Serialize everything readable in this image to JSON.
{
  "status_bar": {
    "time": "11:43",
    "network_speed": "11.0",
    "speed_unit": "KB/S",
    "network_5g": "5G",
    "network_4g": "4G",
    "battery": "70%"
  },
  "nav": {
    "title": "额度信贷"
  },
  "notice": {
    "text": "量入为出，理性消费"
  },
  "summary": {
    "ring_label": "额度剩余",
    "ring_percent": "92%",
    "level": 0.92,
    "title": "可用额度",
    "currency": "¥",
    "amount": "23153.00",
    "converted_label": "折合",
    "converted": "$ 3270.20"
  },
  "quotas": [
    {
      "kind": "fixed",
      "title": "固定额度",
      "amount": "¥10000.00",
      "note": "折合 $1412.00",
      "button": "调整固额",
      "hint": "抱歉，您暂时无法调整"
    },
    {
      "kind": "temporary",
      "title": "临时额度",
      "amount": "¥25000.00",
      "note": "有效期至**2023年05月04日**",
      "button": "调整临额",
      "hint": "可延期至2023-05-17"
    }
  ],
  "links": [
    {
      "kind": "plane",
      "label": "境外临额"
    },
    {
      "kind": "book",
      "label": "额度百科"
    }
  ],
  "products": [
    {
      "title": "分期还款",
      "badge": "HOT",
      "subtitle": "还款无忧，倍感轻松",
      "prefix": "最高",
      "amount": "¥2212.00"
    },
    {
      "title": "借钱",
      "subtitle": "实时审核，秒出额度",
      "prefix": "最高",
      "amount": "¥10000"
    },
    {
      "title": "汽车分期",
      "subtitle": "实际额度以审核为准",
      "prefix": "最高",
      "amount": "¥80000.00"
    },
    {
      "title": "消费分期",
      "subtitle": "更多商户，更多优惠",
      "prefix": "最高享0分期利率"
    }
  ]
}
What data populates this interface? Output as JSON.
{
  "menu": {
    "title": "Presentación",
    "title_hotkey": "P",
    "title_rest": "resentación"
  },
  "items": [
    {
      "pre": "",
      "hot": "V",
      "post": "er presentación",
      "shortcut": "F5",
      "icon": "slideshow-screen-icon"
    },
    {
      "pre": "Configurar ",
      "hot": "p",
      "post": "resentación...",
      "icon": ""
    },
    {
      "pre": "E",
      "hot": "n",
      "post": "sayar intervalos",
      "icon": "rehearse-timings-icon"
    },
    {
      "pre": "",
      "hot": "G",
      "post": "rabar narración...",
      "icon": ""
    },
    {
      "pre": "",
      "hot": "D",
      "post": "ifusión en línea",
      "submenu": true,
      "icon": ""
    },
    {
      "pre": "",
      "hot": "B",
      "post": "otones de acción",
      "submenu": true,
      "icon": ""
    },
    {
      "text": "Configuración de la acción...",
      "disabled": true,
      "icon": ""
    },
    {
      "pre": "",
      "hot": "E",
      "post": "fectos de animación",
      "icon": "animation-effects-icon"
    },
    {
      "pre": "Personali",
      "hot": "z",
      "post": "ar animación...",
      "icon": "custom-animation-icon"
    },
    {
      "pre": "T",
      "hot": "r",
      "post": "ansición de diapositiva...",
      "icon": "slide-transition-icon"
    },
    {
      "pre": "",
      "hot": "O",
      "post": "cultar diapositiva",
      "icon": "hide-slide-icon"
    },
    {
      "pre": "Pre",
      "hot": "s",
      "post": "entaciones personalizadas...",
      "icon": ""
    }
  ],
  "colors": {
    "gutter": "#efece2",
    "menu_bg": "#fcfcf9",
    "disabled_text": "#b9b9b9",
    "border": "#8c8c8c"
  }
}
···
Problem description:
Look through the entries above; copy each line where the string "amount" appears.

Task result:
    "amount": "23153.00",
      "amount": "¥10000.00",
      "amount": "¥25000.00",
      "amount": "¥2212.00"
      "amount": "¥10000"
      "amount": "¥80000.00"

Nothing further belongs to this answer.